Also in Italian companies it is becoming increasingly central the sustainability reporting, in its many shades: sustainability report (in various standards), integrated reporting, the report marked based on the ONU Global Compact rules, on the principles of shared value (the value created by the shared guru Michael Porter and Mark Kramer), or on the development goals of the United Nations (SDG) launched last year. Moreover, now, it is coming the Italian transposition of the new Directive 2014/95 / EU on the no-financial information, which will help to enrich the scenario. The Legislation will be applied in Italy from 2017 only for large companies, it will be of public interest and will count over 500 employees. And just for these: it has been so far excluded (in last draft implementing decree under discussion between the two sides) the mandatory extension to their suppliers (including small and medium sizes, the so-called PMI) as suggested initially by the MEF, the Ministry of Economy and Finance, which is handling public consultations with commendable transparency. However, every business company, even PMI, can freely choose whether and how to focus on the issues of corruption, gender equality, environment, human rights – issues covered by the directive – if and how reporting the measures undertaken actions, through what kind of document and standards, whether to make an outside certification. There are no limits to ethical, green or social ambition a company, unless those limits are established by a legislation (like the flare Directive) or the Code of Conduct of the Italian Stock Exchange (for the listed that have joined) or the selected governance rules and those imposed by a vanguard global provider along its entire supply chain.
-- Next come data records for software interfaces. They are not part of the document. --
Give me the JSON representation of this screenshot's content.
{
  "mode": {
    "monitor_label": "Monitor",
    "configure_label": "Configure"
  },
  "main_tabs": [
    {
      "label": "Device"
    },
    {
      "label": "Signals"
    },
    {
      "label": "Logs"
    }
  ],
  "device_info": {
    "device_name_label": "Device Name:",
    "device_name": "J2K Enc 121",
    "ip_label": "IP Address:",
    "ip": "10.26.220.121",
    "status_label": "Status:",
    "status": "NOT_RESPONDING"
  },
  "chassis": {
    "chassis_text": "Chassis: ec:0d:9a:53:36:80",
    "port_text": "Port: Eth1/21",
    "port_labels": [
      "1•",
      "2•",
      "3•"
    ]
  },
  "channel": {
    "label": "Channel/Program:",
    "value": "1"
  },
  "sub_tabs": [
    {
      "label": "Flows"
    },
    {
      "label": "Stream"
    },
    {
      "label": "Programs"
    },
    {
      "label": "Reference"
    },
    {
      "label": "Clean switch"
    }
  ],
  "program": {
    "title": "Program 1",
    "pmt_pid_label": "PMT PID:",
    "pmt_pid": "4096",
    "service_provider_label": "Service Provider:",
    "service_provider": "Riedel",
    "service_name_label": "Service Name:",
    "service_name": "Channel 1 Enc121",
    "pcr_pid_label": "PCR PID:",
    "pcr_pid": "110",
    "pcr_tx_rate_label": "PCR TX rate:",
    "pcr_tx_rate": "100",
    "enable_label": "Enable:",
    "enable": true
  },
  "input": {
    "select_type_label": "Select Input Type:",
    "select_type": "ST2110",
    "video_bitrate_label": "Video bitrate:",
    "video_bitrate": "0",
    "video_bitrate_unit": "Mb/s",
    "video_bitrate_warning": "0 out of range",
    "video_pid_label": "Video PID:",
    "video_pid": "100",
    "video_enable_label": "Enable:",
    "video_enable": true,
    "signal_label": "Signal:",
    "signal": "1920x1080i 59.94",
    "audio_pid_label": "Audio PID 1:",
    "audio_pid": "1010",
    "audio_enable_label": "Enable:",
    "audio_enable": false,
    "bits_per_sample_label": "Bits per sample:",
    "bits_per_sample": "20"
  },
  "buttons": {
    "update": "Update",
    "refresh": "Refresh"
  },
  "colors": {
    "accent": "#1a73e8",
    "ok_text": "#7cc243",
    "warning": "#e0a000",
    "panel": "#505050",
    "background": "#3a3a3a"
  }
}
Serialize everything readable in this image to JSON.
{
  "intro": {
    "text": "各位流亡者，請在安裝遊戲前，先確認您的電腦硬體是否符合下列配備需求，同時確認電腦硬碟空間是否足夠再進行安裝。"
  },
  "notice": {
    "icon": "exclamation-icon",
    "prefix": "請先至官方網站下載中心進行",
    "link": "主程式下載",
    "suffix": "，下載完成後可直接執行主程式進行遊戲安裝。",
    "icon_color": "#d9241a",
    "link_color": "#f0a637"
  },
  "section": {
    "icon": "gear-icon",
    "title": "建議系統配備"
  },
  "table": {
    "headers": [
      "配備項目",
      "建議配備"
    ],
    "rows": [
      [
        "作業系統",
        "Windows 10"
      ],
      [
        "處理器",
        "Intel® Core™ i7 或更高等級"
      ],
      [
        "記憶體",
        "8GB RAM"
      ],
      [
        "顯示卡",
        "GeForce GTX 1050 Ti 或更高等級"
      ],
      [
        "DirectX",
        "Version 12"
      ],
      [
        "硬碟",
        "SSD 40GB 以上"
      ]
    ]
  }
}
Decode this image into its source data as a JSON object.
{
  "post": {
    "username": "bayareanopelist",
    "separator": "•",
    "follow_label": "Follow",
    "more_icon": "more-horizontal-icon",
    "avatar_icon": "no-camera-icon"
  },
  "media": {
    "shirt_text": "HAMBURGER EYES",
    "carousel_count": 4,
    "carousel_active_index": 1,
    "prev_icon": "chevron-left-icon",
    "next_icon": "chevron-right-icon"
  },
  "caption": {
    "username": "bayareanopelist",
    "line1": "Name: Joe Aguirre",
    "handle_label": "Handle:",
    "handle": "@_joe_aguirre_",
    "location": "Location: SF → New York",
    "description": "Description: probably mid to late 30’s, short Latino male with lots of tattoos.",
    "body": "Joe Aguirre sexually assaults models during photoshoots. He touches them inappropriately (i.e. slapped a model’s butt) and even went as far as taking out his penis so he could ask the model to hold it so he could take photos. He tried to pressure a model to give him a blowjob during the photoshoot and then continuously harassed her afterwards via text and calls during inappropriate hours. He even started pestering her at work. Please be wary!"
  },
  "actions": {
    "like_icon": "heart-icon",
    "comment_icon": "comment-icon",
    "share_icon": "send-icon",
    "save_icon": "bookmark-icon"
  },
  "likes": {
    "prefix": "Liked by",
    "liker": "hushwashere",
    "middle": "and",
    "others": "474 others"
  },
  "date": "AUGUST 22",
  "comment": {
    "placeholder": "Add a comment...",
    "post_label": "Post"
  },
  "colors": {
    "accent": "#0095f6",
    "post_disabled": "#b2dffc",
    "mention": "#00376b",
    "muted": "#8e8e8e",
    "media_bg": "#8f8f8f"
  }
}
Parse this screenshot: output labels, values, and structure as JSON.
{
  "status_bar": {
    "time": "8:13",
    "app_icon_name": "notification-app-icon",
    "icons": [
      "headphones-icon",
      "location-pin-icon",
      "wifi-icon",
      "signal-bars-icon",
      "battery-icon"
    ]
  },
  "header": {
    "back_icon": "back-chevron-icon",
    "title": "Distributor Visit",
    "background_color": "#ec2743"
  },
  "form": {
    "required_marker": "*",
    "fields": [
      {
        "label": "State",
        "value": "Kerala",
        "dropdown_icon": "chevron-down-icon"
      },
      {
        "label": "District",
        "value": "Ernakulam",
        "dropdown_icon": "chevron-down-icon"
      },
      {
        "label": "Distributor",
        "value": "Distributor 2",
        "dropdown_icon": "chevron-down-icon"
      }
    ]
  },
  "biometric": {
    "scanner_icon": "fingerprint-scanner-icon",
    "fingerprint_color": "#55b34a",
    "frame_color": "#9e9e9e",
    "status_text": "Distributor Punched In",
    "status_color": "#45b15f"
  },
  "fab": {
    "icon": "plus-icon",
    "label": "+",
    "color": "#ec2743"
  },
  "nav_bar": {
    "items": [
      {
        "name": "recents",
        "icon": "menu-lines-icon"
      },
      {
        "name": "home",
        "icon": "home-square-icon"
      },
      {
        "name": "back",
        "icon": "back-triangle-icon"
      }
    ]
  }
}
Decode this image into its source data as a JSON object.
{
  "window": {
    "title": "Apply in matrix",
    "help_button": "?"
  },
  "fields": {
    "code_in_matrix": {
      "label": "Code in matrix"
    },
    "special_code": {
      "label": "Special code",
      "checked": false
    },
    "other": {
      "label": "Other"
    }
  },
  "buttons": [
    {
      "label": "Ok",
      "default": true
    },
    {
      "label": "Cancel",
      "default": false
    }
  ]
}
But these tools can be levers of business development, with particular reference to the enhancement of the community of stakeholders (employees, suppliers, customers, investors, local communities, environmental groups)? The Legislation 2014/95 is based on the principle “comply or explain” (adequate or explain why you do not do it”), and so theoretically, it does not require acompany to “do”; but admitting publicly the inaction on important issues may have negative repercussions on the reputation of a large group and with great odds on the business – says Eleonora Giada Pessina, Pirelli sustainability Group officer – The increase of “active” stakeholder engagement (the involvement of stakeholders) is not guaranteed by the Legislation, but strongly pursued by the major groups, now, already, in practice”.
On the same excellence line like Pirelli, wants to position itself a PMI like Protom, a leader in Europe in advanced engineering and consulting services for the development of projects and solutions with a high degree of innovation. Protom – headquarters in Naples, with operating offices in Lombardy, Lazio, Puglia and in France and business in Britain and Brazil – worked for big players like Leonardo, Fca, Superjet, Piaggio Aerospace, ATR, Hitachi and Airbus, but it has not been “forced” by them to make a reporting ethics: it has freely chosen it and enthusiastically adopt the rules of the ONU Global Compact on human rights, work, environment and anti-corruption. “We decided – says the the founder of Protom, Fabio De Felice, also a professor of engineering and chief of the rector at ‘University of Cassino – to model all our activities on the Global Compact principles and on the 17 sustainability objectives of the United Nations. For example, all the design activities for the aviation, rail and automotive aim to vehicles that reduce as much as possible the environment impact and considering these principles it is possible to understand the birth of the Green Energy Lab, which will propose solutions for environmentally sustainable transportation.
Also our team in charge of public administration consulting has a mandate to work on projects that focus on social and environmental improvement of the areas involved. ” The advantages? In addition to the estimated recovery of efficiency and satisfaction of acting in an ethical manner, “we will gain an international 360-degree view that will also help us in the business, extending the offer and serving customers better, gaining a competitive advantage over foreign competitors, that have not placed themselves on the ESG (environment, sustainability, governance) board yet. ” And the big groups subject to the Legislation 2014/95 / EU how will reinterpret the sustainability and with what benefits to their stakeholders? “The legislation encourages us to consider all the stakeholders of the company, from the perspective of shared value beyond that of mere transparency – explains Piermario Barzaghi, KPMG partner -. The first to benefit will be the investors, using, among others, also the data related to sustainability to make their own decisions. As for the other stakeholders (customers, citizens, territory, third sector, etc.) the benefit means the ability to have access to social and ethical information that enable more informed purchasing choices. The no-financial reporting must be thought, therefore, strategically, setting objectives and targets and measuring their achievement in order to contribute to the implementation of the development goals of the United Nations “.